(c) Copyright PWxyz, LLC. All rights reserved Review by Library Journal Review

DEBUT Coming from Ghana to London as a small boy, K, the narrator of this short novel, does not have the best start in life, as he's sent from his parents' home into foster care and then out again. Returning home, he is welcomed with familiar foods and Ghanaian music into a community of aunts and uncles. But K's happy homecoming is short-lived. His life isn't much improved at home with a father who is alternately absent or abusive and a mother who turns a blind eye. A baby brother brightens things up for a short while. But the punishing cycle of poverty and racism take their toll on K and his brother. In the end, one experiences mental illness while the other falls into petty crime. VERDICT Published earlier in the UK, Owusu's slight novel was awarded the 2020 Desmond Elliott Prize for debut fiction. Short chapters, some merely a paragraph in length, propel the narrative. Don't be fooled by its slight size, however; this poetic story packs a big emotional punch and will engage a range of readers.--Barbara Love

(c) Copyright Library Journals LLC, a wholly owned subsidiary of Media Source, Inc. No redistribution permitted. Review by Kirkus Book Review
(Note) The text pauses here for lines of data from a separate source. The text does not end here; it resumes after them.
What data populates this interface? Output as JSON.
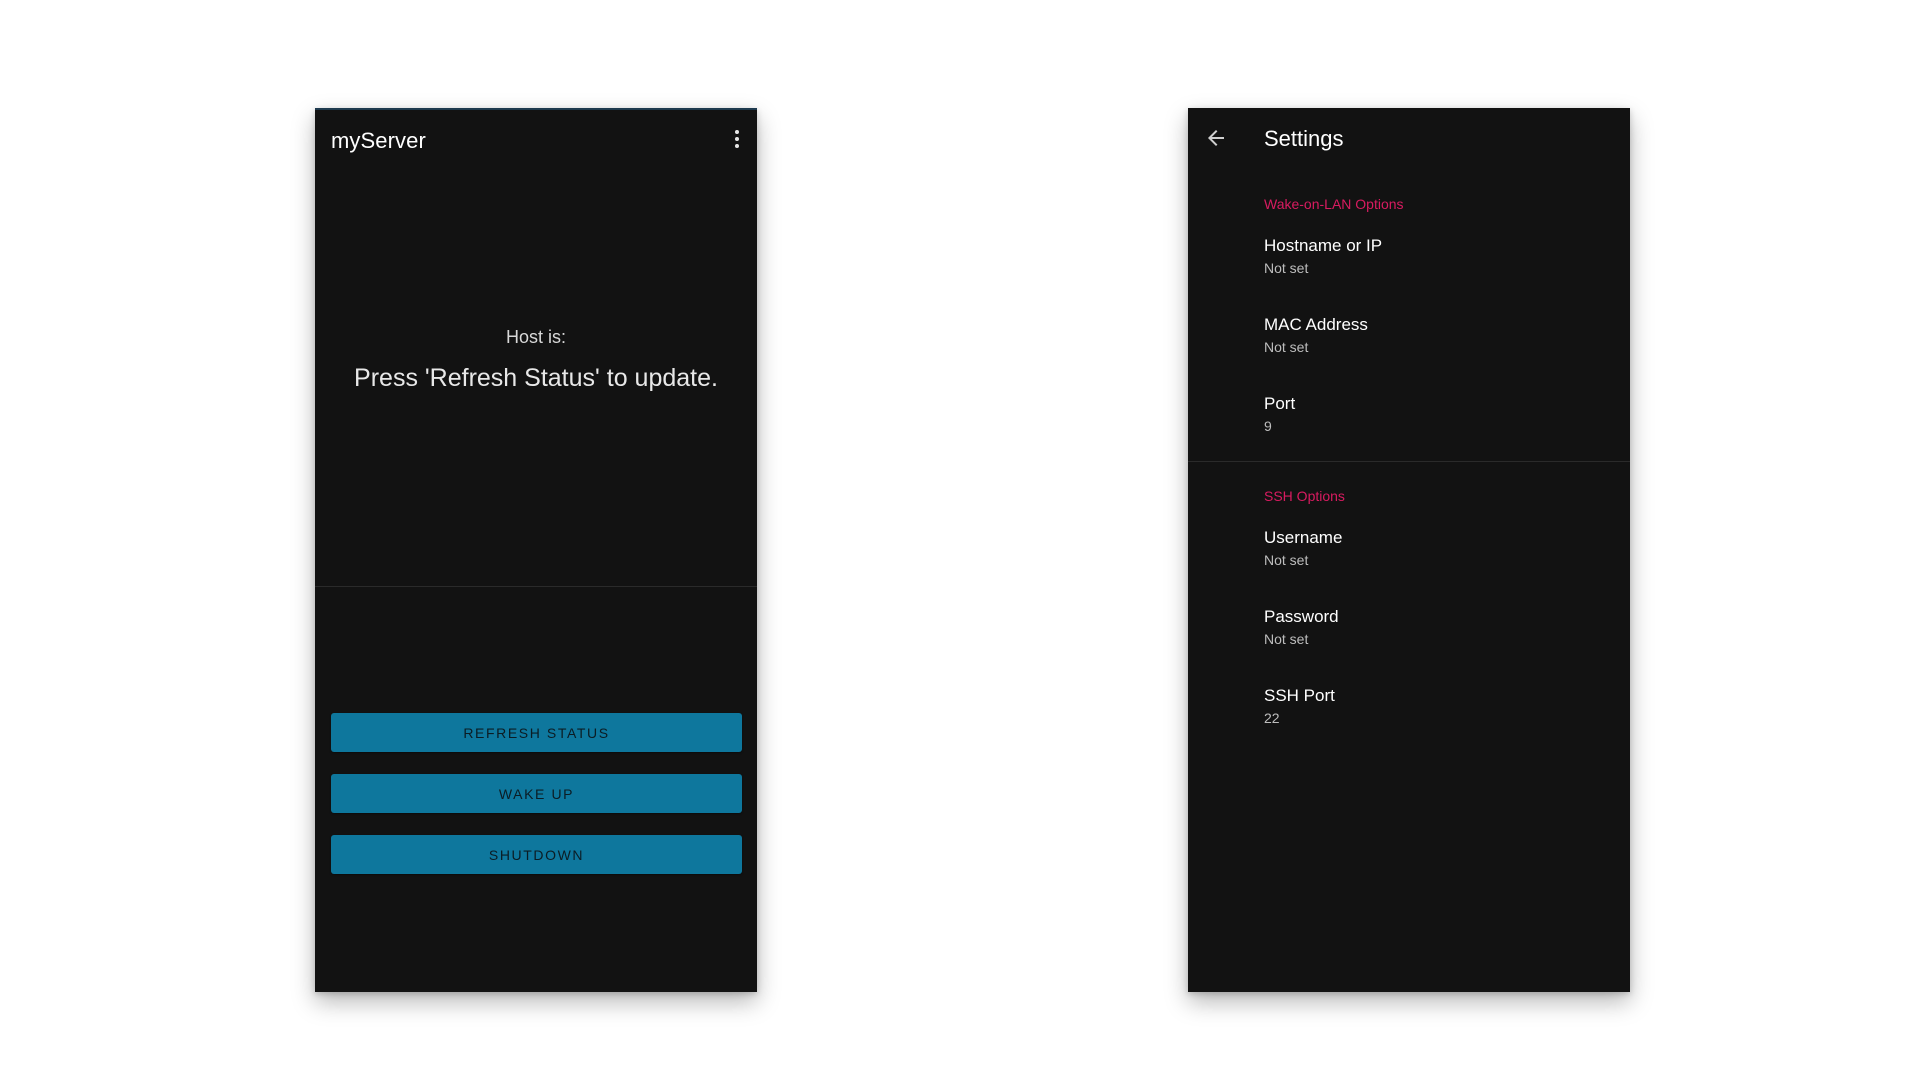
{
  "main_screen": {
    "app_title": "myServer",
    "overflow_menu_icon": "more-vert-icon",
    "status_label": "Host is:",
    "status_value": "Press 'Refresh Status' to update.",
    "buttons": {
      "refresh": "REFRESH STATUS",
      "wake": "WAKE UP",
      "shutdown": "SHUTDOWN"
    }
  },
  "settings_screen": {
    "title": "Settings",
    "back_icon": "arrow-back-icon",
    "sections": [
      {
        "header": "Wake-on-LAN Options",
        "items": [
          {
            "title": "Hostname or IP",
            "summary": "Not set"
          },
          {
            "title": "MAC Address",
            "summary": "Not set"
          },
          {
            "title": "Port",
            "summary": "9"
          }
        ]
      },
      {
        "header": "SSH Options",
        "items": [
          {
            "title": "Username",
            "summary": "Not set"
          },
          {
            "title": "Password",
            "summary": "Not set"
          },
          {
            "title": "SSH Port",
            "summary": "22"
          }
        ]
      }
    ]
  },
  "colors": {
    "background": "#121212",
    "button": "#0e779d",
    "section_header": "#d81b60"
  }
}
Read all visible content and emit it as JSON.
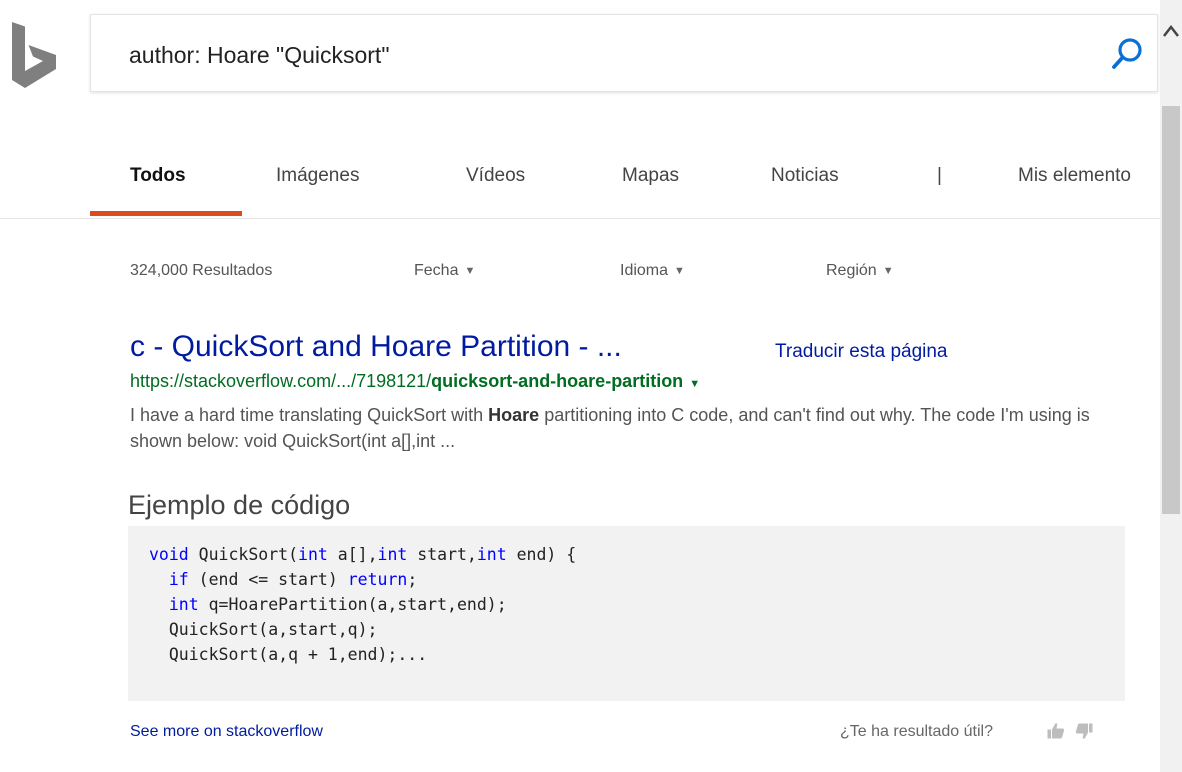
{
  "search": {
    "query": "author: Hoare \"Quicksort\""
  },
  "tabs": [
    {
      "label": "Todos"
    },
    {
      "label": "Imágenes"
    },
    {
      "label": "Vídeos"
    },
    {
      "label": "Mapas"
    },
    {
      "label": "Noticias"
    },
    {
      "label": "Mis elemento"
    }
  ],
  "tab_separator": "|",
  "meta": {
    "result_count": "324,000 Resultados",
    "filters": [
      "Fecha",
      "Idioma",
      "Región"
    ]
  },
  "result": {
    "title": "c - QuickSort and Hoare Partition - ...",
    "translate": "Traducir esta página",
    "url_prefix": "https://stackoverflow.com/.../7198121/",
    "url_bold": "quicksort-and-hoare-partition",
    "snippet_part1": "I have a hard time translating QuickSort with ",
    "snippet_bold": "Hoare",
    "snippet_part2": " partitioning into C code, and can't find out why. The code I'm using is shown below: void QuickSort(int a[],int ..."
  },
  "code_example": {
    "heading": "Ejemplo de código",
    "lines": [
      [
        {
          "t": "void",
          "k": 1
        },
        {
          "t": " QuickSort("
        },
        {
          "t": "int",
          "k": 1
        },
        {
          "t": " a[],"
        },
        {
          "t": "int",
          "k": 1
        },
        {
          "t": " start,"
        },
        {
          "t": "int",
          "k": 1
        },
        {
          "t": " end) {"
        }
      ],
      [
        {
          "t": "  "
        },
        {
          "t": "if",
          "k": 1
        },
        {
          "t": " (end <= start) "
        },
        {
          "t": "return",
          "k": 1
        },
        {
          "t": ";"
        }
      ],
      [
        {
          "t": "  "
        },
        {
          "t": "int",
          "k": 1
        },
        {
          "t": " q=HoarePartition(a,start,end);"
        }
      ],
      [
        {
          "t": "  QuickSort(a,start,q);"
        }
      ],
      [
        {
          "t": "  QuickSort(a,q + 1,end);..."
        }
      ]
    ]
  },
  "footer": {
    "see_more": "See more on stackoverflow",
    "useful": "¿Te ha resultado útil?"
  },
  "colors": {
    "accent": "#de4a1d",
    "link": "#001ba0",
    "url": "#006d21",
    "keyword": "#0000ff"
  }
}
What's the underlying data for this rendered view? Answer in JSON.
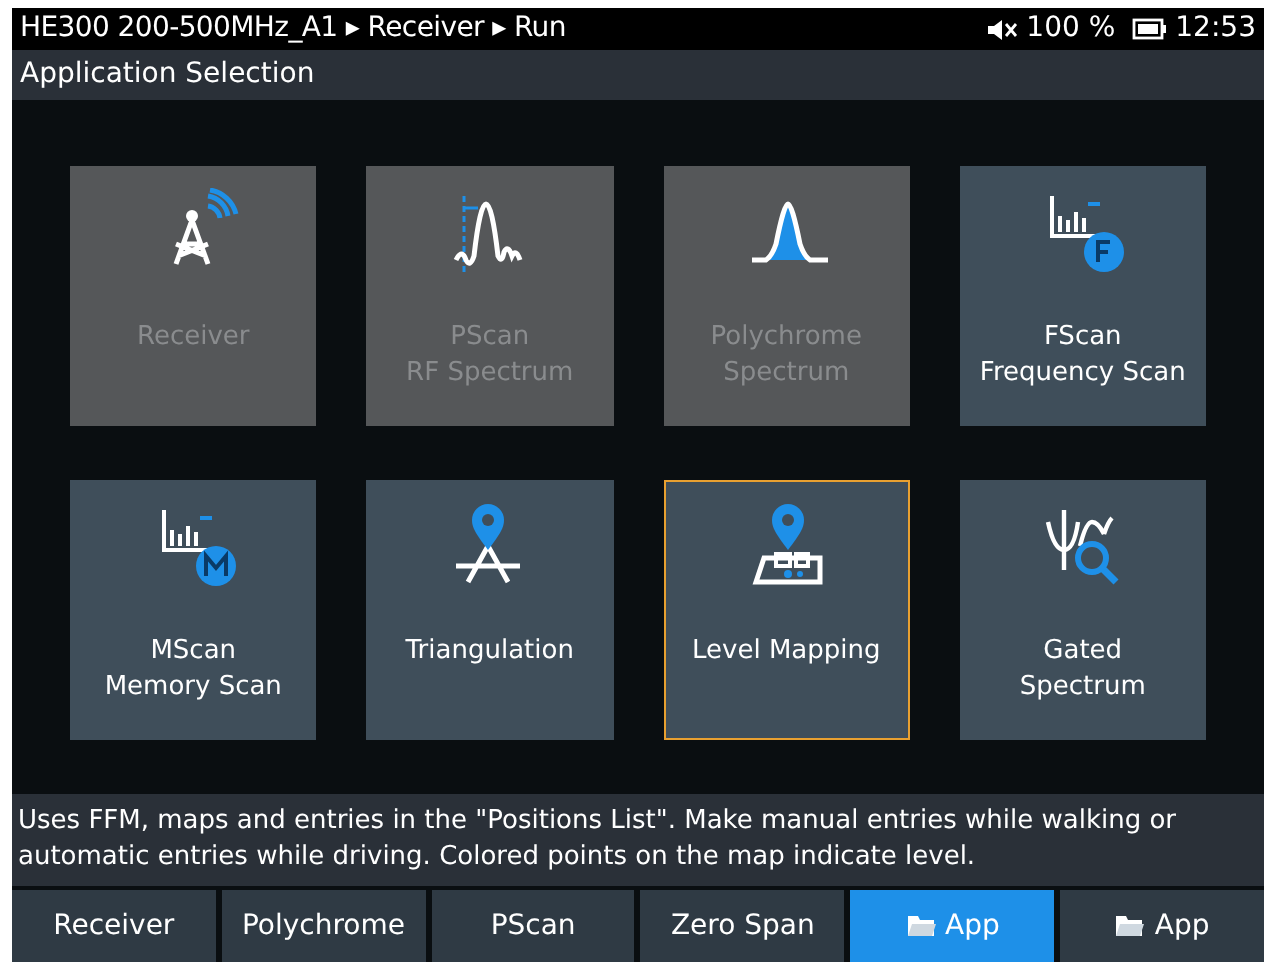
{
  "status_bar": {
    "path": "HE300 200-500MHz_A1 ▸ Receiver ▸ Run",
    "volume": "100 %",
    "time": "12:53"
  },
  "title": "Application Selection",
  "tiles": [
    {
      "kind": "tower",
      "lines": [
        "Receiver"
      ],
      "disabled": true,
      "selected": false
    },
    {
      "kind": "pscan",
      "lines": [
        "PScan",
        "RF Spectrum"
      ],
      "disabled": true,
      "selected": false
    },
    {
      "kind": "poly",
      "lines": [
        "Polychrome",
        "Spectrum"
      ],
      "disabled": true,
      "selected": false
    },
    {
      "kind": "fscan",
      "lines": [
        "FScan",
        "Frequency Scan"
      ],
      "disabled": false,
      "selected": false
    },
    {
      "kind": "mscan",
      "lines": [
        "MScan",
        "Memory Scan"
      ],
      "disabled": false,
      "selected": false
    },
    {
      "kind": "tri",
      "lines": [
        "Triangulation"
      ],
      "disabled": false,
      "selected": false
    },
    {
      "kind": "map",
      "lines": [
        "Level Mapping"
      ],
      "disabled": false,
      "selected": true
    },
    {
      "kind": "gated",
      "lines": [
        "Gated",
        "Spectrum"
      ],
      "disabled": false,
      "selected": false
    }
  ],
  "description": "Uses FFM, maps and entries in the \"Positions List\". Make manual entries while walking or automatic entries while driving. Colored points on the map indicate level.",
  "softkeys": [
    {
      "label": "Receiver",
      "kind": "plain",
      "selected": false
    },
    {
      "label": "Polychrome",
      "kind": "plain",
      "selected": false
    },
    {
      "label": "PScan",
      "kind": "plain",
      "selected": false
    },
    {
      "label": "Zero Span",
      "kind": "plain",
      "selected": false
    },
    {
      "label": "App",
      "kind": "folder",
      "selected": true
    },
    {
      "label": "App",
      "kind": "folder",
      "selected": false
    }
  ]
}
A young London man navigates depression in this hypnotic book. There's a life packed inside the pages of this slim novel. One of Owusu's most impressive achievements here is creating the space of a much larger life--both for the novel's narrator, K, and for K's family--through elliptical references. The prose is often stunning: "So now I breathe British air with airs akin to royal heirs--my mum thought she was making a dark life fair." The first half is told in short vignettes, each a page or less, and even in the second half, the chapters remain brief. K spends several early years in a foster home before reconnecting with his parents. His observations balance quotidian details--like the way he watched movies on TV in his youth--with more wrenching evocations of the crueler parts of childhood. At one point, for example, a friend of K's comes to visit and is struck by his family's poverty. "When we bickered in school, my living conditions were his weapon of choice," Owusu writes. K's family ties to Ghana are a constant; a reference to "suitcases longing for their promised flight to Ghana" makes for another powerful image. As he grows older, K deals with depression; a stint in therapy ends when his therapist asks him, "Who taught you to hate yourself, K?" Even as Owusu writes about unsettling experiences, like the way K gains weight from taking medication for his mental health, his prose remains deft: "We call it uncle belly. I call it antidepressants causing more problems than solving." By novel's end, the reader is left feeling as though they've experienced another person's life, both the ecstatic heights and harrowing depths. Owusu reckons movingly with complex personal and familial dynamics. Copyright (c) Kirkus Reviews, used with permission.

Copyright (c) Kirkus Reviews, used with permission.